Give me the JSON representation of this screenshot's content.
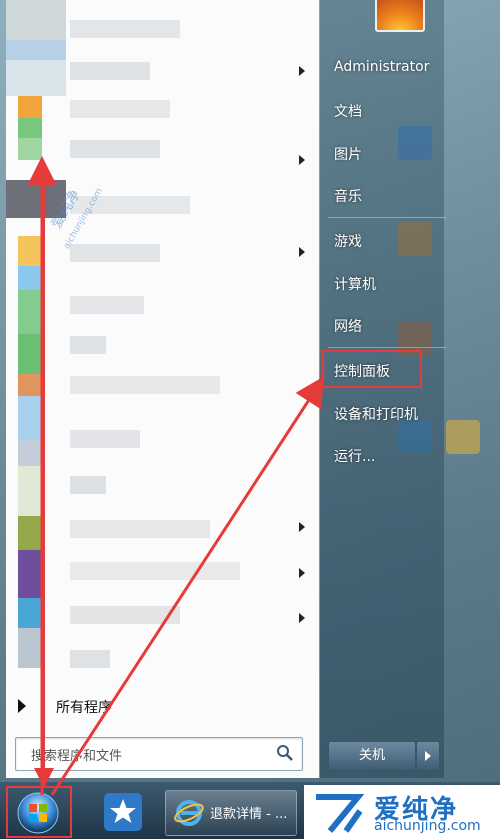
{
  "start_menu": {
    "all_programs": "所有程序",
    "search_placeholder": "搜索程序和文件",
    "right_items": [
      {
        "label": "Administrator"
      },
      {
        "label": "文档"
      },
      {
        "label": "图片"
      },
      {
        "label": "音乐"
      },
      {
        "label": "游戏"
      },
      {
        "label": "计算机"
      },
      {
        "label": "网络"
      },
      {
        "label": "控制面板"
      },
      {
        "label": "设备和打印机"
      },
      {
        "label": "运行..."
      }
    ],
    "shutdown_label": "关机"
  },
  "taskbar": {
    "ie_window_label": "退款详情 - ..."
  },
  "watermark": {
    "cn": "爱纯净",
    "en": "aichunjing.com"
  },
  "icons": [
    "start-orb-icon",
    "search-icon",
    "star-app-icon",
    "ie-icon",
    "avatar-flower-icon",
    "shutdown-arrow-icon"
  ],
  "colors": {
    "annotation": "#e53b3b",
    "watermark_blue": "#1f6fc4"
  }
}
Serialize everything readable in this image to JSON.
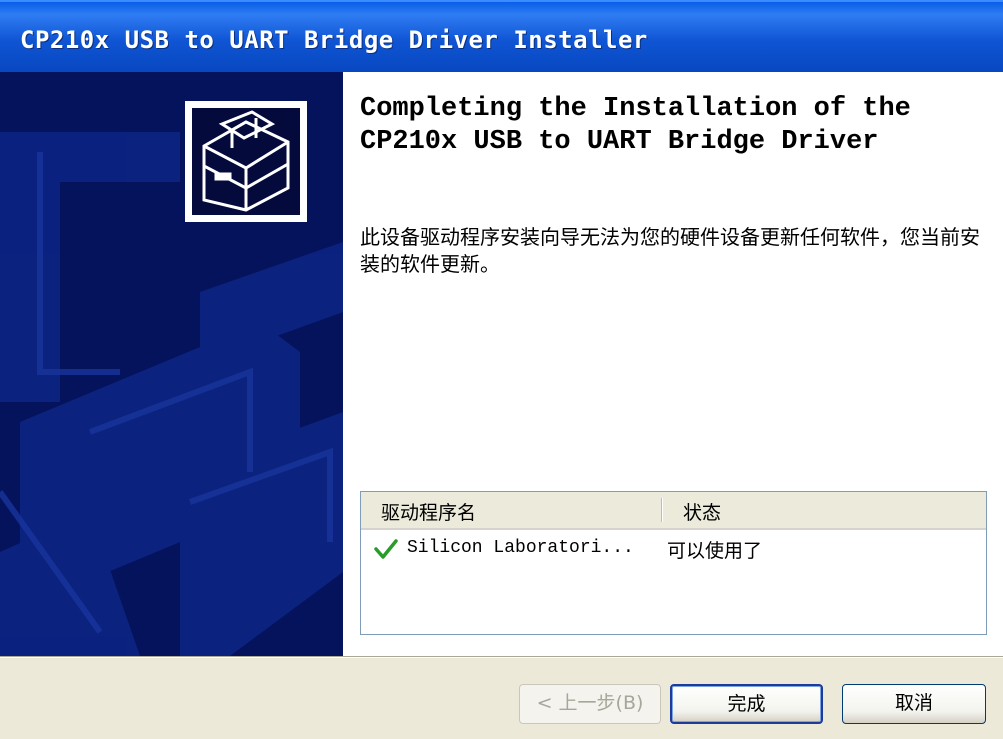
{
  "window": {
    "title": "CP210x USB to UART Bridge Driver Installer"
  },
  "content": {
    "heading": "Completing the Installation of the\nCP210x USB to UART Bridge Driver",
    "message": "此设备驱动程序安装向导无法为您的硬件设备更新任何软件，您当前安装的软件更新。"
  },
  "driver_list": {
    "columns": [
      "驱动程序名",
      "状态"
    ],
    "rows": [
      {
        "icon": "check-icon",
        "name": "Silicon Laboratori...",
        "status": "可以使用了"
      }
    ]
  },
  "buttons": {
    "back": "< 上一步(B)",
    "finish": "完成",
    "cancel": "取消"
  },
  "colors": {
    "titlebar": "#0a5fe8",
    "banner": "#05135c",
    "check": "#2a9c2a"
  }
}
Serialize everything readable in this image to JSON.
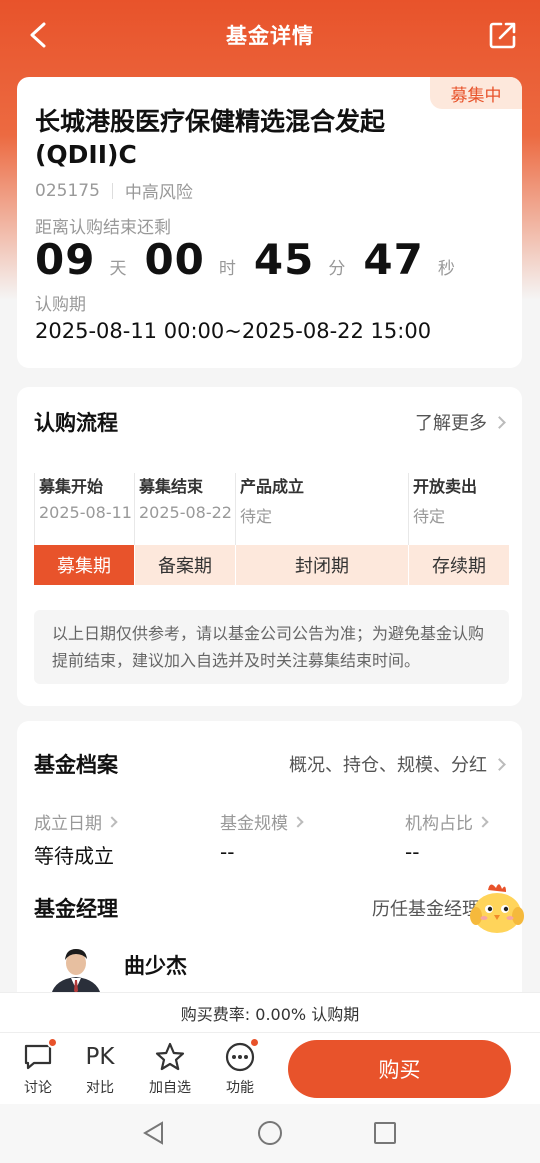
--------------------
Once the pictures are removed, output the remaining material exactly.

__Task result__:
Give me the JSON representation of this screenshot's content.
{
  "start_menu": {
    "all_programs": "所有程序",
    "search_placeholder": "搜索程序和文件",
    "right_items": [
      {
        "label": "Administrator"
      },
      {
        "label": "文档"
      },
      {
        "label": "图片"
      },
      {
        "label": "音乐"
      },
      {
        "label": "游戏"
      },
      {
        "label": "计算机"
      },
      {
        "label": "网络"
      },
      {
        "label": "控制面板"
      },
      {
        "label": "设备和打印机"
      },
      {
        "label": "运行..."
      }
    ],
    "shutdown_label": "关机"
  },
  "taskbar": {
    "ie_window_label": "退款详情 - ..."
  },
  "watermark": {
    "cn": "爱纯净",
    "en": "aichunjing.com"
  },
  "icons": [
    "start-orb-icon",
    "search-icon",
    "star-app-icon",
    "ie-icon",
    "avatar-flower-icon",
    "shutdown-arrow-icon"
  ],
  "colors": {
    "annotation": "#e53b3b",
    "watermark_blue": "#1f6fc4"
  }
}
Serialize everything readable in this image to JSON.
{
  "window": {
    "title": "CP210x USB to UART Bridge Driver Installer"
  },
  "content": {
    "heading": "Completing the Installation of the\nCP210x USB to UART Bridge Driver",
    "message": "此设备驱动程序安装向导无法为您的硬件设备更新任何软件，您当前安装的软件更新。"
  },
  "driver_list": {
    "columns": [
      "驱动程序名",
      "状态"
    ],
    "rows": [
      {
        "icon": "check-icon",
        "name": "Silicon Laboratori...",
        "status": "可以使用了"
      }
    ]
  },
  "buttons": {
    "back": "< 上一步(B)",
    "finish": "完成",
    "cancel": "取消"
  },
  "colors": {
    "titlebar": "#0a5fe8",
    "banner": "#05135c",
    "check": "#2a9c2a"
  }
}
Serialize everything readable in this image to JSON.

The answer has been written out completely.